Copy out the records that appear below, exactly as each one reads.

─── The input

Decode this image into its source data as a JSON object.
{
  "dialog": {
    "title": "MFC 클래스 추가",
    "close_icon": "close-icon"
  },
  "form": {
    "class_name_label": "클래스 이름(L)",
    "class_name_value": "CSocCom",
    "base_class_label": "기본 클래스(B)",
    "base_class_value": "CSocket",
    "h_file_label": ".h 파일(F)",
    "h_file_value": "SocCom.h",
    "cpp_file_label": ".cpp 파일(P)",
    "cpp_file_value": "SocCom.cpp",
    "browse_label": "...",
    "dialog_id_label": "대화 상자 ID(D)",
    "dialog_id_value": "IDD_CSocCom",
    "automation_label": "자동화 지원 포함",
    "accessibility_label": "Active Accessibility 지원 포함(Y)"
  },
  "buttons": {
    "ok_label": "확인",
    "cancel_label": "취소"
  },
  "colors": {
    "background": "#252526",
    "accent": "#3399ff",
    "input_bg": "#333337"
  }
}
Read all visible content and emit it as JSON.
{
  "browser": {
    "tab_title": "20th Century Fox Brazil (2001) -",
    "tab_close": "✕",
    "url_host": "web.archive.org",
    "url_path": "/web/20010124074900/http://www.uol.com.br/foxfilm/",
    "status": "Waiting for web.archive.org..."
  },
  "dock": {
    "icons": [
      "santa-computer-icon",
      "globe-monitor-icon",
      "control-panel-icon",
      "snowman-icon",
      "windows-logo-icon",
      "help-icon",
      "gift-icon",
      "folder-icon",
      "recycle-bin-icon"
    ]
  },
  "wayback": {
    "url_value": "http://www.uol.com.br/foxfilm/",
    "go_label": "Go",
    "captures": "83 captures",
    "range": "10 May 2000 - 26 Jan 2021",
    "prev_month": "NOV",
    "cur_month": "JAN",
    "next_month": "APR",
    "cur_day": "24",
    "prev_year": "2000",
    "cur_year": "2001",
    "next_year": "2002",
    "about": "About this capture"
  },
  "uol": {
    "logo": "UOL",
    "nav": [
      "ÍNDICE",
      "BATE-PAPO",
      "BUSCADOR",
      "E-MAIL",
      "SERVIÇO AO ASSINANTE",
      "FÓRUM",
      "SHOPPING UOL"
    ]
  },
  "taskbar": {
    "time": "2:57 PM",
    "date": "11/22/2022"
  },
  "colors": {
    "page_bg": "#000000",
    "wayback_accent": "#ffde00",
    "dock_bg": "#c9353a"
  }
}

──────

Expected output:
Decode this image into its source data as a JSON object.
{
  "dialog": {
    "title": "MFC 클래스 추가",
    "close_icon": "close-icon"
  },
  "form": {
    "class_name_label": "클래스 이름(L)",
    "class_name_value": "CSocCom",
    "base_class_label": "기본 클래스(B)",
    "base_class_value": "CSocket",
    "h_file_label": ".h 파일(F)",
    "h_file_value": "SocCom.h",
    "cpp_file_label": ".cpp 파일(P)",
    "cpp_file_value": "SocCom.cpp",
    "browse_label": "...",
    "dialog_id_label": "대화 상자 ID(D)",
    "dialog_id_value": "IDD_CSocCom",
    "automation_label": "자동화 지원 포함",
    "accessibility_label": "Active Accessibility 지원 포함(Y)"
  },
  "buttons": {
    "ok_label": "확인",
    "cancel_label": "취소"
  },
  "colors": {
    "background": "#252526",
    "accent": "#3399ff",
    "input_bg": "#333337"
  }
}
Read all visible content and emit it as JSON.
{
  "browser": {
    "tab_title": "20th Century Fox Brazil (2001) -",
    "tab_close": "✕",
    "url_host": "web.archive.org",
    "url_path": "/web/20010124074900/http://www.uol.com.br/foxfilm/",
    "status": "Waiting for web.archive.org..."
  },
  "dock": {
    "icons": [
      "santa-computer-icon",
      "globe-monitor-icon",
      "control-panel-icon",
      "snowman-icon",
      "windows-logo-icon",
      "help-icon",
      "gift-icon",
      "folder-icon",
      "recycle-bin-icon"
    ]
  },
  "wayback": {
    "url_value": "http://www.uol.com.br/foxfilm/",
    "go_label": "Go",
    "captures": "83 captures",
    "range": "10 May 2000 - 26 Jan 2021",
    "prev_month": "NOV",
    "cur_month": "JAN",
    "next_month": "APR",
    "cur_day": "24",
    "prev_year": "2000",
    "cur_year": "2001",
    "next_year": "2002",
    "about": "About this capture"
  },
  "uol": {
    "logo": "UOL",
    "nav": [
      "ÍNDICE",
      "BATE-PAPO",
      "BUSCADOR",
      "E-MAIL",
      "SERVIÇO AO ASSINANTE",
      "FÓRUM",
      "SHOPPING UOL"
    ]
  },
  "taskbar": {
    "time": "2:57 PM",
    "date": "11/22/2022"
  },
  "colors": {
    "page_bg": "#000000",
    "wayback_accent": "#ffde00",
    "dock_bg": "#c9353a"
  }
}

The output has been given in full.